-- PROVIDED DATA --
==========

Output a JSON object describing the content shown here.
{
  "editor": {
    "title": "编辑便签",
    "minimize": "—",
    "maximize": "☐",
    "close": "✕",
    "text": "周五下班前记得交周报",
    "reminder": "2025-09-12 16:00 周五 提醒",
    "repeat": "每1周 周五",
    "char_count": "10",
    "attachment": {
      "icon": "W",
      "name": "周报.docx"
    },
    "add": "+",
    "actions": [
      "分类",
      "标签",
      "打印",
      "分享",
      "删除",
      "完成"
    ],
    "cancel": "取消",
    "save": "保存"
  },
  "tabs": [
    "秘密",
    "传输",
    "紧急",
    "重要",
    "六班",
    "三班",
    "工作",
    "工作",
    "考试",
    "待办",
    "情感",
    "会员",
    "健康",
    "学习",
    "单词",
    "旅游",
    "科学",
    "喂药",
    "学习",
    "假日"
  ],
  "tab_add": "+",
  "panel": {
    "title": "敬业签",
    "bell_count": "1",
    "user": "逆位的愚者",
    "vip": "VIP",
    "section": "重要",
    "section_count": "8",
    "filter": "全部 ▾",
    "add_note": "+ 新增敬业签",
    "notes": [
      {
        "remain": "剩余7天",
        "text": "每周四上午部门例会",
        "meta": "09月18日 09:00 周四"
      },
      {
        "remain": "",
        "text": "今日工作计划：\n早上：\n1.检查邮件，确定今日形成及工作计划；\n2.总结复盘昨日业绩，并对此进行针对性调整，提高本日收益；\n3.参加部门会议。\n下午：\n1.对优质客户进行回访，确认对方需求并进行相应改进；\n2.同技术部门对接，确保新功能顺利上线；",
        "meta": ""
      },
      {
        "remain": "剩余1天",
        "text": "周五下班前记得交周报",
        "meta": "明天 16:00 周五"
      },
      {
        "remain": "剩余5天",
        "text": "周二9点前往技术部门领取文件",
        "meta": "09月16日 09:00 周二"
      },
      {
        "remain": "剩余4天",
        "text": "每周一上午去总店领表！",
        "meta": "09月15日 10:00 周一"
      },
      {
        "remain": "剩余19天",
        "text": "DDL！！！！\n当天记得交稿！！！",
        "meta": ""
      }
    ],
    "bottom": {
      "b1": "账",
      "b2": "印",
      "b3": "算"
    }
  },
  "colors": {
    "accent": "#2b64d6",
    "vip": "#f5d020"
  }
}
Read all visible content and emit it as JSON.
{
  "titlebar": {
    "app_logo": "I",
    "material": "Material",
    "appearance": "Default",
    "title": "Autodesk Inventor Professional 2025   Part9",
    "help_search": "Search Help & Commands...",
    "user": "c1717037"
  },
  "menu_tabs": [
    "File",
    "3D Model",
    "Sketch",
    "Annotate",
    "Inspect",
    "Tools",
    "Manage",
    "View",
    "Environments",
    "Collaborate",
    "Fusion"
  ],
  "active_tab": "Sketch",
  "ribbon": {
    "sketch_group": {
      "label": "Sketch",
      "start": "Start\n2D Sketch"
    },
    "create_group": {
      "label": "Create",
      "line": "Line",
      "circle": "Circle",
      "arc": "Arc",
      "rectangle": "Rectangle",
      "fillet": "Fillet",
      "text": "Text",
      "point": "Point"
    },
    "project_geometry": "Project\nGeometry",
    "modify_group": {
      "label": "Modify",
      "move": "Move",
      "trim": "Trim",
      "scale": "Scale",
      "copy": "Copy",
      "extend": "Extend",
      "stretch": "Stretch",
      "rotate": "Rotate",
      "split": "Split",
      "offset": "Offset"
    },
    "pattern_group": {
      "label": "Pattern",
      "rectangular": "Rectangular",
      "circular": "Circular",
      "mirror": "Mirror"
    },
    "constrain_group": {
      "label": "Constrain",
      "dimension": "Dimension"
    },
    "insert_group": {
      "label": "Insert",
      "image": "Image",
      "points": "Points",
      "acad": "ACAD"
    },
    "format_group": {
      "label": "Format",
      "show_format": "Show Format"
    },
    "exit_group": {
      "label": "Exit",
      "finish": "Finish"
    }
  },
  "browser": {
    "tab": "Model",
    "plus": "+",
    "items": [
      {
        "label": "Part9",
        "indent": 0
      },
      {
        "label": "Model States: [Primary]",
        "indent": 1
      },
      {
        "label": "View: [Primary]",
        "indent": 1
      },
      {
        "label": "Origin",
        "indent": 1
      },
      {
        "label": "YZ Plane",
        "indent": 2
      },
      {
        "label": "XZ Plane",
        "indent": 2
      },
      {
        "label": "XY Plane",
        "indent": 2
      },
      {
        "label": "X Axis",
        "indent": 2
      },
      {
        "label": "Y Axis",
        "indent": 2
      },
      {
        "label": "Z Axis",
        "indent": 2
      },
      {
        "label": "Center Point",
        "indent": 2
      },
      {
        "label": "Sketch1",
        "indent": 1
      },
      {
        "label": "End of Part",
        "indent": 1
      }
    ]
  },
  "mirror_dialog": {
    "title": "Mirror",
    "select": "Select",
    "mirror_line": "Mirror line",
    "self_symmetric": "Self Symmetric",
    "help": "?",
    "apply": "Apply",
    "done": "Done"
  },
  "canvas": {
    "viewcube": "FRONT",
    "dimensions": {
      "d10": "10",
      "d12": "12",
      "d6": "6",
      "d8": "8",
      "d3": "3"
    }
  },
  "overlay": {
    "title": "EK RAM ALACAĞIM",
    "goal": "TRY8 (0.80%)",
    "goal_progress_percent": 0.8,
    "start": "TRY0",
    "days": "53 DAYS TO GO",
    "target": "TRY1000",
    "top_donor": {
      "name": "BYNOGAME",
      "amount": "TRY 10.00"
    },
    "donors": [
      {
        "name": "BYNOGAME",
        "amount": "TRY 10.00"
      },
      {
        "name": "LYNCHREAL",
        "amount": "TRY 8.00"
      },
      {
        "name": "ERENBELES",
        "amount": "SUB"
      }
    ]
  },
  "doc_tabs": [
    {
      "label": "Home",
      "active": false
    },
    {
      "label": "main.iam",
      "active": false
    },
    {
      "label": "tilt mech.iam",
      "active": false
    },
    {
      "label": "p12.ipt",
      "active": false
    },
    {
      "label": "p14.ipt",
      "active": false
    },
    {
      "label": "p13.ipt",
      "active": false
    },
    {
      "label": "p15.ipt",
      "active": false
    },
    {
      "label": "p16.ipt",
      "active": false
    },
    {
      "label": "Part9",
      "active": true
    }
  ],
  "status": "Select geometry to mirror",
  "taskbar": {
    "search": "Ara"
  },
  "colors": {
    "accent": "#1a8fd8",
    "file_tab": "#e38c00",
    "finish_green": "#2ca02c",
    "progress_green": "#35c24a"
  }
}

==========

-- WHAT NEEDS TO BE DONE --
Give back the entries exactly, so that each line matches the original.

-- SOLUTION FOR THIS PROBLEM --
Output a JSON object describing the content shown here.
{
  "editor": {
    "title": "编辑便签",
    "minimize": "—",
    "maximize": "☐",
    "close": "✕",
    "text": "周五下班前记得交周报",
    "reminder": "2025-09-12 16:00 周五 提醒",
    "repeat": "每1周 周五",
    "char_count": "10",
    "attachment": {
      "icon": "W",
      "name": "周报.docx"
    },
    "add": "+",
    "actions": [
      "分类",
      "标签",
      "打印",
      "分享",
      "删除",
      "完成"
    ],
    "cancel": "取消",
    "save": "保存"
  },
  "tabs": [
    "秘密",
    "传输",
    "紧急",
    "重要",
    "六班",
    "三班",
    "工作",
    "工作",
    "考试",
    "待办",
    "情感",
    "会员",
    "健康",
    "学习",
    "单词",
    "旅游",
    "科学",
    "喂药",
    "学习",
    "假日"
  ],
  "tab_add": "+",
  "panel": {
    "title": "敬业签",
    "bell_count": "1",
    "user": "逆位的愚者",
    "vip": "VIP",
    "section": "重要",
    "section_count": "8",
    "filter": "全部 ▾",
    "add_note": "+ 新增敬业签",
    "notes": [
      {
        "remain": "剩余7天",
        "text": "每周四上午部门例会",
        "meta": "09月18日 09:00 周四"
      },
      {
        "remain": "",
        "text": "今日工作计划：\n早上：\n1.检查邮件，确定今日形成及工作计划；\n2.总结复盘昨日业绩，并对此进行针对性调整，提高本日收益；\n3.参加部门会议。\n下午：\n1.对优质客户进行回访，确认对方需求并进行相应改进；\n2.同技术部门对接，确保新功能顺利上线；",
        "meta": ""
      },
      {
        "remain": "剩余1天",
        "text": "周五下班前记得交周报",
        "meta": "明天 16:00 周五"
      },
      {
        "remain": "剩余5天",
        "text": "周二9点前往技术部门领取文件",
        "meta": "09月16日 09:00 周二"
      },
      {
        "remain": "剩余4天",
        "text": "每周一上午去总店领表！",
        "meta": "09月15日 10:00 周一"
      },
      {
        "remain": "剩余19天",
        "text": "DDL！！！！\n当天记得交稿！！！",
        "meta": ""
      }
    ],
    "bottom": {
      "b1": "账",
      "b2": "印",
      "b3": "算"
    }
  },
  "colors": {
    "accent": "#2b64d6",
    "vip": "#f5d020"
  }
}
Read all visible content and emit it as JSON.
{
  "titlebar": {
    "app_logo": "I",
    "material": "Material",
    "appearance": "Default",
    "title": "Autodesk Inventor Professional 2025   Part9",
    "help_search": "Search Help & Commands...",
    "user": "c1717037"
  },
  "menu_tabs": [
    "File",
    "3D Model",
    "Sketch",
    "Annotate",
    "Inspect",
    "Tools",
    "Manage",
    "View",
    "Environments",
    "Collaborate",
    "Fusion"
  ],
  "active_tab": "Sketch",
  "ribbon": {
    "sketch_group": {
      "label": "Sketch",
      "start": "Start\n2D Sketch"
    },
    "create_group": {
      "label": "Create",
      "line": "Line",
      "circle": "Circle",
      "arc": "Arc",
      "rectangle": "Rectangle",
      "fillet": "Fillet",
      "text": "Text",
      "point": "Point"
    },
    "project_geometry": "Project\nGeometry",
    "modify_group": {
      "label": "Modify",
      "move": "Move",
      "trim": "Trim",
      "scale": "Scale",
      "copy": "Copy",
      "extend": "Extend",
      "stretch": "Stretch",
      "rotate": "Rotate",
      "split": "Split",
      "offset": "Offset"
    },
    "pattern_group": {
      "label": "Pattern",
      "rectangular": "Rectangular",
      "circular": "Circular",
      "mirror": "Mirror"
    },
    "constrain_group": {
      "label": "Constrain",
      "dimension": "Dimension"
    },
    "insert_group": {
      "label": "Insert",
      "image": "Image",
      "points": "Points",
      "acad": "ACAD"
    },
    "format_group": {
      "label": "Format",
      "show_format": "Show Format"
    },
    "exit_group": {
      "label": "Exit",
      "finish": "Finish"
    }
  },
  "browser": {
    "tab": "Model",
    "plus": "+",
    "items": [
      {
        "label": "Part9",
        "indent": 0
      },
      {
        "label": "Model States: [Primary]",
        "indent": 1
      },
      {
        "label": "View: [Primary]",
        "indent": 1
      },
      {
        "label": "Origin",
        "indent": 1
      },
      {
        "label": "YZ Plane",
        "indent": 2
      },
      {
        "label": "XZ Plane",
        "indent": 2
      },
      {
        "label": "XY Plane",
        "indent": 2
      },
      {
        "label": "X Axis",
        "indent": 2
      },
      {
        "label": "Y Axis",
        "indent": 2
      },
      {
        "label": "Z Axis",
        "indent": 2
      },
      {
        "label": "Center Point",
        "indent": 2
      },
      {
        "label": "Sketch1",
        "indent": 1
      },
      {
        "label": "End of Part",
        "indent": 1
      }
    ]
  },
  "mirror_dialog": {
    "title": "Mirror",
    "select": "Select",
    "mirror_line": "Mirror line",
    "self_symmetric": "Self Symmetric",
    "help": "?",
    "apply": "Apply",
    "done": "Done"
  },
  "canvas": {
    "viewcube": "FRONT",
    "dimensions": {
      "d10": "10",
      "d12": "12",
      "d6": "6",
      "d8": "8",
      "d3": "3"
    }
  },
  "overlay": {
    "title": "EK RAM ALACAĞIM",
    "goal": "TRY8 (0.80%)",
    "goal_progress_percent": 0.8,
    "start": "TRY0",
    "days": "53 DAYS TO GO",
    "target": "TRY1000",
    "top_donor": {
      "name": "BYNOGAME",
      "amount": "TRY 10.00"
    },
    "donors": [
      {
        "name": "BYNOGAME",
        "amount": "TRY 10.00"
      },
      {
        "name": "LYNCHREAL",
        "amount": "TRY 8.00"
      },
      {
        "name": "ERENBELES",
        "amount": "SUB"
      }
    ]
  },
  "doc_tabs": [
    {
      "label": "Home",
      "active": false
    },
    {
      "label": "main.iam",
      "active": false
    },
    {
      "label": "tilt mech.iam",
      "active": false
    },
    {
      "label": "p12.ipt",
      "active": false
    },
    {
      "label": "p14.ipt",
      "active": false
    },
    {
      "label": "p13.ipt",
      "active": false
    },
    {
      "label": "p15.ipt",
      "active": false
    },
    {
      "label": "p16.ipt",
      "active": false
    },
    {
      "label": "Part9",
      "active": true
    }
  ],
  "status": "Select geometry to mirror",
  "taskbar": {
    "search": "Ara"
  },
  "colors": {
    "accent": "#1a8fd8",
    "file_tab": "#e38c00",
    "finish_green": "#2ca02c",
    "progress_green": "#35c24a"
  }
}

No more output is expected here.